If you want to know more about the history of Kirkgate, Chris Nickson recommends the newly published A History of Kirkgate from earliest times to 1800.
Blink and you’d have missed it but towards the end of last year a new history book about Leeds was published. A History of Kirkgate from earliest times to 1800, written by historians Steven Burt and Kevin Grady, with plenty of excellent illustrations by Peter Brears, tells the story of one street.
So what, you might think. Who cares? Kirkgate is a wreck of a street, anyway. It is, although the regeneration that’s slowly happening offers some hope, with independent businesses opening. But for quite a few centuries Kirkgate was Leeds. The only street in town. It has the deep history of Leeds going back to the time when the only way across the River Aire was a ford. It was there long before Briggate which was a planned community put together a mere 810 years ago. If you want to know where your city began, go down to Kirkgate.
The book finds the balance between historical overview during the years and a reasonable amount of detail so it’s fine for both children over 11 and adults inquisitive about the past. And, defying the title, it does briefly bring the story of the street up to the present day.
The church, whether you call it the Parish Church or Leeds Minster, has always been there although it’s been rebuilt several times. But start there and amble up towards Briggate. Imagine it surrounded by a ditch and moat. A little further along on your left, a tithe barn and a manor house, also with a moat. Off to your right, some cottages, probably in a dismal state of repair, that families shared with their animals in the winter. Behind them, not the market, but small hedged gardens and then fields. That was Leeds – Loidis, Ledes – in its early days, and probably into the 15th century. The only smoke came from domestic cooking fires, not factory chimneys.
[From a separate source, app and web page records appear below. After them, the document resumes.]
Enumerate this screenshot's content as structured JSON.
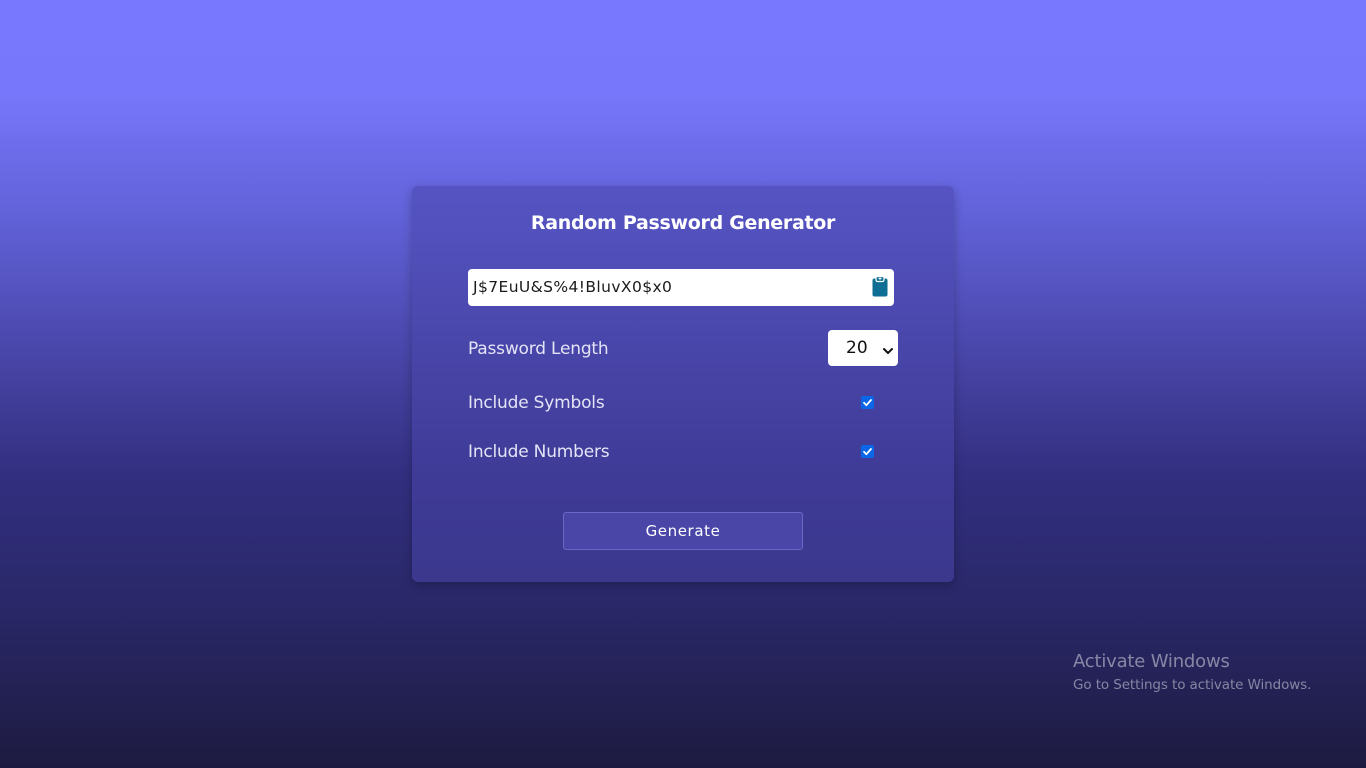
{
  "app": {
    "title": "Random Password Generator"
  },
  "password": {
    "value": "J$7EuU&S%4!BluvX0$x0",
    "copy_icon": "clipboard-icon"
  },
  "options": {
    "length_label": "Password Length",
    "length_value": "20",
    "symbols_label": "Include Symbols",
    "symbols_checked": true,
    "numbers_label": "Include Numbers",
    "numbers_checked": true
  },
  "actions": {
    "generate_label": "Generate"
  },
  "watermark": {
    "title": "Activate Windows",
    "subtitle": "Go to Settings to activate Windows."
  },
  "colors": {
    "background_top": "#7878ff",
    "background_bottom": "#1d1b40",
    "checkbox_accent": "#0b66e8",
    "clipboard_icon": "#0f6e93"
  }
}
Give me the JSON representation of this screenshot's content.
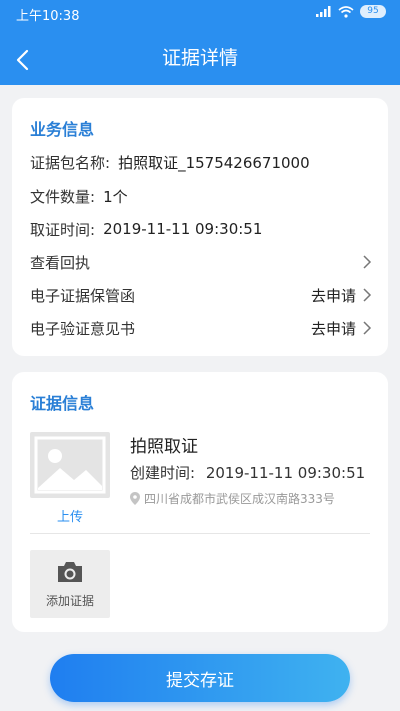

At the time the village was surveyed for the Domesday book, around 200 people probably lived here, and from 1089 the manor of Leeds was owned by the Priory of Holy Trinity in York, a gift from Ralph Paynel who had held the manor.
Fast forward to the 1700s and everything had changed. Before the Industrial Revolution, Leeds was still a small place, with a population of probably 10,000. But thanks to some canny manoeuvring, there was plenty of money here, and some of it was on show in the grand houses that lined Kirkgate. Some were already moving out, to Water Lane and Meadow Lane, or Town End past the Headrow, what’s now New Briggate. But plenty stayed. Few of those buildings remain (Leeds hasn’t been kind to its past), but the book gives a strong sense of how it was then, the final golden age of the street before the long decline started.
Some of the bones are still there. The skeleton of the back of the First White Cloth Hall still stands. More than anything that’s the place that first brought wealth and renown to Leeds. It’s wonderful news that there are plans to safeguard its future by new owners, Rushbond PLC.
The face of Leeds has changed immeasurably, and keeps altering; that’s the way of cities. And yet the layout of the streets at the very heart of Leeds, where the patina of age is strongest, haven’t changed a bit. You could drop a person from the 16th or 18th century there and they’d be able to find their way around.
We have continuity, and that’s vital, a connection to what this place once was. You can’t understand the future without knowing the past, they say, and this book gives the chance to see where, and how, it all began.
A History of Kirkgate from earliest times to 1800, by Steven Burt and Kevin Grady, with illustrations by Peter Brears, is published by Leeds City Council and Leeds Civic Trust. You can buy copies, £11.99, from the Leeds Civic Trust bookshop in Wharf Street which opens weekday mornings to 1.30pm, and the Leeds City Museum bookshop on Cookridge Street.
The day after his release from prison, petty criminal Henry White is found stabbed to death at his terraced home on Copper Street. Pursuing enquiries in a neighbourhood where people are suspicious of strangers and hostile to the police, DI Tom Harper and his men find the investigation hard going. If anyone knows anything about Henry White’s murder or the robbery that landed him in gaol in the first place they are unable or unwilling to say.
At the same time, acid is thrown over a young boy in a local bakery in a seemingly unprovoked attack.
Praying for a breakthrough, Harper knows that he must uncover the motive in each case if he is to have any chance of catching the culprits. One thing he is certain: if he doesn’t find answers soon, more deaths will follow.